>>

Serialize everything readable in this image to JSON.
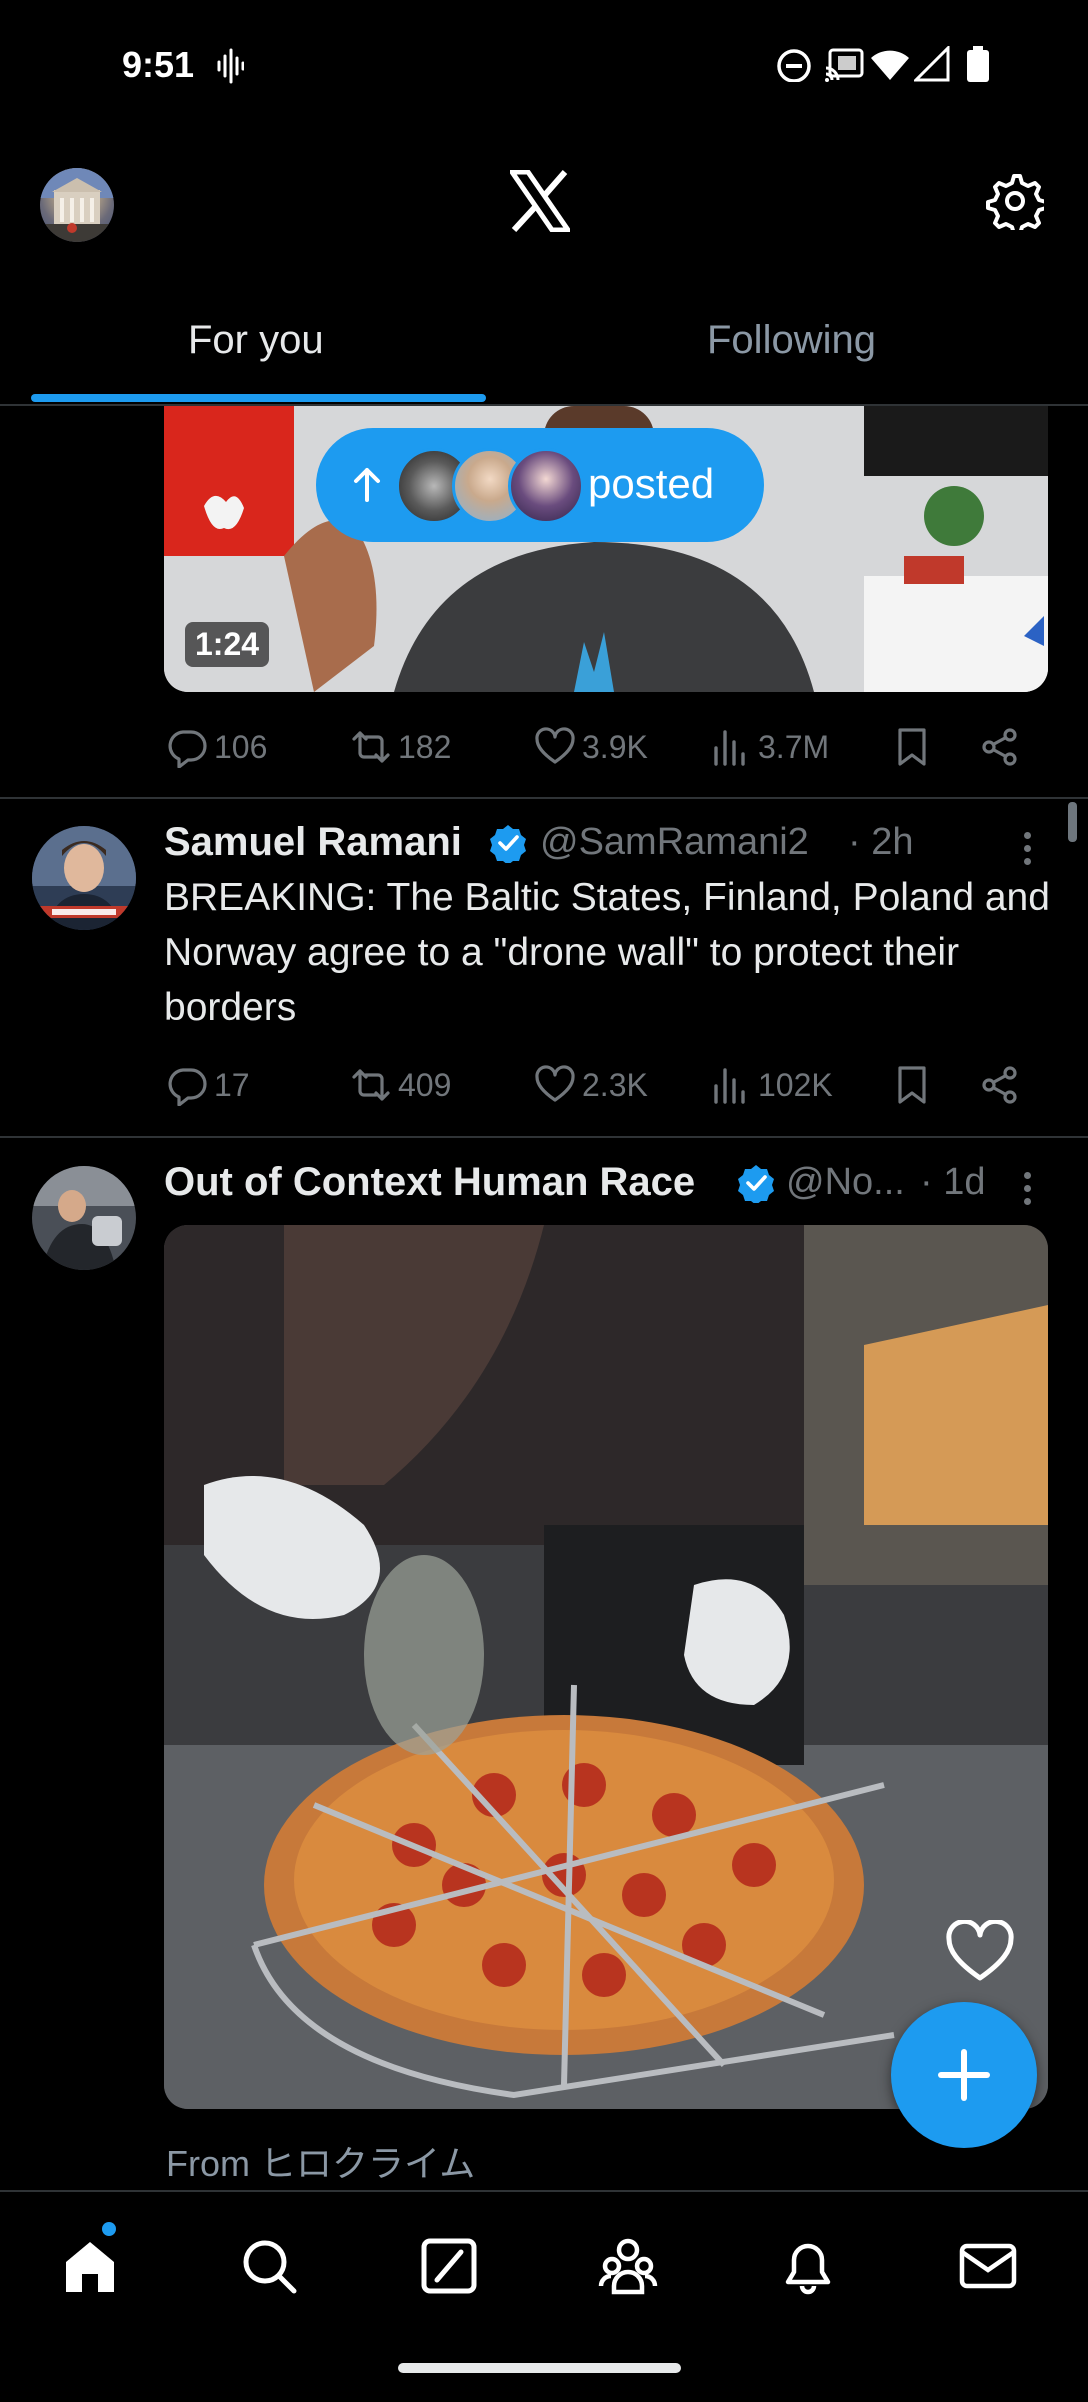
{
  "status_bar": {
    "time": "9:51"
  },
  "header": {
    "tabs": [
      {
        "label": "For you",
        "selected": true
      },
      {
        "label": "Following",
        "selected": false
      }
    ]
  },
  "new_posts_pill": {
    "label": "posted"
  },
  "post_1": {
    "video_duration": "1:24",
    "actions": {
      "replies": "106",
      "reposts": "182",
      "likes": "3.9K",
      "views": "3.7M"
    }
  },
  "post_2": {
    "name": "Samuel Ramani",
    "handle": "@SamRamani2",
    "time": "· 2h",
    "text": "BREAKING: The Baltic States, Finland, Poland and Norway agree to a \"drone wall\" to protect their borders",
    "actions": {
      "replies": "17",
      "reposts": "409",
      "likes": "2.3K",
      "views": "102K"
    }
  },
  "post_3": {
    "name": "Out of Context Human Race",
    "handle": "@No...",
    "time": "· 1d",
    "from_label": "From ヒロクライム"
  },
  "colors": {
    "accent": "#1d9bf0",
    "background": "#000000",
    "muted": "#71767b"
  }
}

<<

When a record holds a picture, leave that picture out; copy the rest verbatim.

## Written solution:
Serialize everything readable in this image to JSON.
{
  "status_bar": {
    "time": "9:51"
  },
  "header": {
    "tabs": [
      {
        "label": "For you",
        "selected": true
      },
      {
        "label": "Following",
        "selected": false
      }
    ]
  },
  "new_posts_pill": {
    "label": "posted"
  },
  "post_1": {
    "video_duration": "1:24",
    "actions": {
      "replies": "106",
      "reposts": "182",
      "likes": "3.9K",
      "views": "3.7M"
    }
  },
  "post_2": {
    "name": "Samuel Ramani",
    "handle": "@SamRamani2",
    "time": "· 2h",
    "text": "BREAKING: The Baltic States, Finland, Poland and Norway agree to a \"drone wall\" to protect their borders",
    "actions": {
      "replies": "17",
      "reposts": "409",
      "likes": "2.3K",
      "views": "102K"
    }
  },
  "post_3": {
    "name": "Out of Context Human Race",
    "handle": "@No...",
    "time": "· 1d",
    "from_label": "From ヒロクライム"
  },
  "colors": {
    "accent": "#1d9bf0",
    "background": "#000000",
    "muted": "#71767b"
  }
}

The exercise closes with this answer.